[Lully, Overture to Armide]
Opera in France was a completely different beast than its Italian cousin, with the glorification of state power front and center in its expressive agenda. Indeed, Taruskin writes: “Authority is what French music was all about, and Lully’s operas above all. They were the courtiest court operas that ever were.” (II, 86)
But they also represented a very particular, nay, a very French sort of political power. The French overture, a representative sample of which can be seen in the clip above, employed a distinctive, dotted rhythmic figure that quickly turned into “a universal code for pomp” all over Europe. (II, 91) National stereotypes, as invidious as they are, often have their origins in social reality, and Lully’s France provided plenty of cultural material for the essentialization of French culture by les étrangers and the French alike.

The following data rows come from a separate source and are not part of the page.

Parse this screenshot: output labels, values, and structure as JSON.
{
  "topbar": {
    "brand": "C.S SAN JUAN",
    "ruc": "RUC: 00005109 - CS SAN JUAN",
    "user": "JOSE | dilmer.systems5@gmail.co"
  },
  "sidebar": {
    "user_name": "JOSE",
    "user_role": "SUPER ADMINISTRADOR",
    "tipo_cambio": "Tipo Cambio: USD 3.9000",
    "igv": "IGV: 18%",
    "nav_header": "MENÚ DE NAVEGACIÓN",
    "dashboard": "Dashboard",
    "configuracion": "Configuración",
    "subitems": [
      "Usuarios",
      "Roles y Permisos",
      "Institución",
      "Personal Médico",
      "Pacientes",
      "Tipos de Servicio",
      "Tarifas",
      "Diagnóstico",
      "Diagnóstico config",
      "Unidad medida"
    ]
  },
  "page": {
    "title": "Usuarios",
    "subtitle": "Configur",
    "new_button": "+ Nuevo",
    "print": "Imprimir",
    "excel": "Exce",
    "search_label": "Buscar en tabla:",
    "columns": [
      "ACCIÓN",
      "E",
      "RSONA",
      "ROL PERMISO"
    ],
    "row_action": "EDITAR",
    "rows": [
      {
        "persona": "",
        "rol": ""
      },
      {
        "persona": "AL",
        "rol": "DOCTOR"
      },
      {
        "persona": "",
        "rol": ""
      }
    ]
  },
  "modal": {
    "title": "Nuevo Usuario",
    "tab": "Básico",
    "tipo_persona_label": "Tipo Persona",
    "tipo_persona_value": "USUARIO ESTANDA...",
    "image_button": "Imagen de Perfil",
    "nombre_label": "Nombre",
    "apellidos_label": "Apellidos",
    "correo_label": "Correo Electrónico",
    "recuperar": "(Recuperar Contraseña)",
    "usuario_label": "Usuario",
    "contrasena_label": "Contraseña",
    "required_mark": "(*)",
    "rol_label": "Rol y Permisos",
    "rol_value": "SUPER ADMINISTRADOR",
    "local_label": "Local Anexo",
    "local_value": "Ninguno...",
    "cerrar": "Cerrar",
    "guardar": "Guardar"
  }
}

For hundreds of years after the composition of these court operas, if a continental composer wanted to simulate Frenchness or simply represent a mood of stylized pomp, they simply had to draw on the musical techniques established by Lully and his cohorts.

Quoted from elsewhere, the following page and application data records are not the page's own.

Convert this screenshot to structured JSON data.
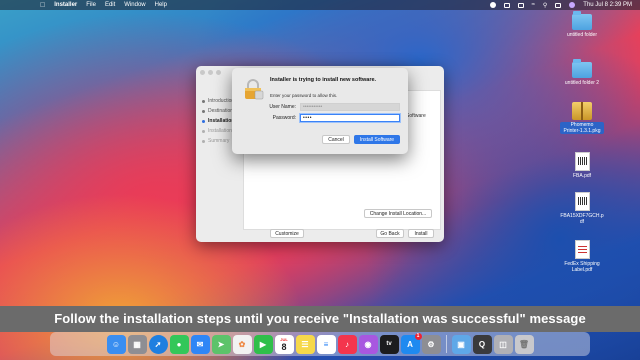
{
  "menubar": {
    "app_name": "Installer",
    "menus": [
      "File",
      "Edit",
      "Window",
      "Help"
    ],
    "clock": "Thu Jul 8  2:39 PM"
  },
  "desktop_icons": [
    {
      "label": "untitled folder",
      "kind": "folder",
      "selected": false
    },
    {
      "label": "untitled folder 2",
      "kind": "folder",
      "selected": false
    },
    {
      "label": "Phomemo Printer-1.3.1.pkg",
      "kind": "pkg",
      "selected": true
    },
    {
      "label": "FBA.pdf",
      "kind": "pdf",
      "selected": false
    },
    {
      "label": "FBA15XDF7GCH.pdf",
      "kind": "pdf",
      "selected": false
    },
    {
      "label": "FedEx Shipping Label.pdf",
      "kind": "pdf",
      "selected": false
    }
  ],
  "installer": {
    "steps": [
      {
        "label": "Introduction",
        "state": "done"
      },
      {
        "label": "Destination Select",
        "state": "done"
      },
      {
        "label": "Installation Type",
        "state": "active"
      },
      {
        "label": "Installation",
        "state": "pending"
      },
      {
        "label": "Summary",
        "state": "pending"
      }
    ],
    "content_text": "Software",
    "change_location_label": "Change Install Location...",
    "customize_label": "Customize",
    "go_back_label": "Go Back",
    "install_label": "Install"
  },
  "auth_dialog": {
    "title": "Installer is trying to install new software.",
    "subtitle": "Enter your password to allow this.",
    "username_label": "User Name:",
    "username_value": "•••••••••••",
    "password_label": "Password:",
    "password_value": "••••",
    "cancel_label": "Cancel",
    "install_software_label": "Install Software"
  },
  "caption": "Follow the installation steps until you receive \"Installation was successful\" message",
  "dock": {
    "apps": [
      {
        "name": "finder-icon",
        "color": "#3a8ef0"
      },
      {
        "name": "launchpad-icon",
        "color": "#8e8e93"
      },
      {
        "name": "safari-icon",
        "color": "#1f7fe0"
      },
      {
        "name": "messages-icon",
        "color": "#33c759"
      },
      {
        "name": "mail-icon",
        "color": "#2f86f6"
      },
      {
        "name": "maps-icon",
        "color": "#5cc36a"
      },
      {
        "name": "photos-icon",
        "color": "#f2f2f2"
      },
      {
        "name": "facetime-icon",
        "color": "#2fbf4a"
      },
      {
        "name": "calendar-icon",
        "color": "#ffffff"
      },
      {
        "name": "notes-icon",
        "color": "#f6d84a"
      },
      {
        "name": "reminders-icon",
        "color": "#ffffff"
      },
      {
        "name": "music-icon",
        "color": "#f4354d"
      },
      {
        "name": "podcasts-icon",
        "color": "#a857e0"
      },
      {
        "name": "tv-icon",
        "color": "#1c1c1e"
      },
      {
        "name": "app-store-icon",
        "color": "#1f8af0"
      },
      {
        "name": "system-preferences-icon",
        "color": "#8e8e93"
      },
      {
        "name": "preview-icon",
        "color": "#5fa8e8"
      },
      {
        "name": "quicktime-icon",
        "color": "#3a3a3c"
      },
      {
        "name": "installer-icon",
        "color": "#b0b0b5"
      },
      {
        "name": "trash-icon",
        "color": "#c8c8cc"
      }
    ],
    "calendar_month": "JUL",
    "calendar_day": "8",
    "tv_label": "tv",
    "app_store_badge": "1"
  }
}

Plus ça change, plus c’est la même chose, the sound of Lully’s baton still reverberates around the world. Today, over 300 years later, people continue to associate the French with pomposity and conceit, daintiness and delicacy (as well as negative, gendered qualities like “prissiness” and “effeminacy”). The fine French restaurant is a stock setting for comedies, imbued as the location is with a prim formality just begging to be subverted; John Kerry was mocked for his ability to speak French (though those who believe a Francophile incapable of showing foreign policy muscle is clearly ignorant of Napoleonic history); and jokes about French cultural elitism are familiar to every American middle schooler (and many European kids too, I’m told). It’s fascinating, therefore, that some of these stereotypes established themselves as early as they did and were reinforced by musical practices.

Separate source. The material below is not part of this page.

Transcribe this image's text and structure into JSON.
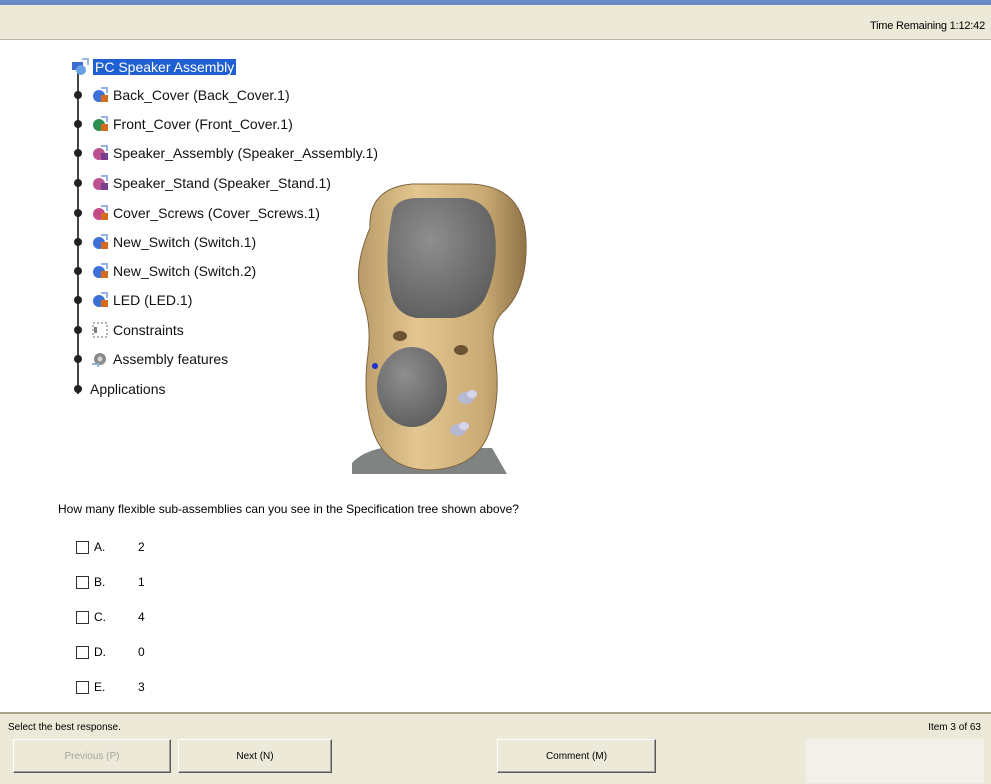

Why is it that French culture, then as now, connotes arrogance to many people? Is there an inherently pompous quality to the French overture or was it simply seized upon as a representation of an already pompous court/culture/social ritual?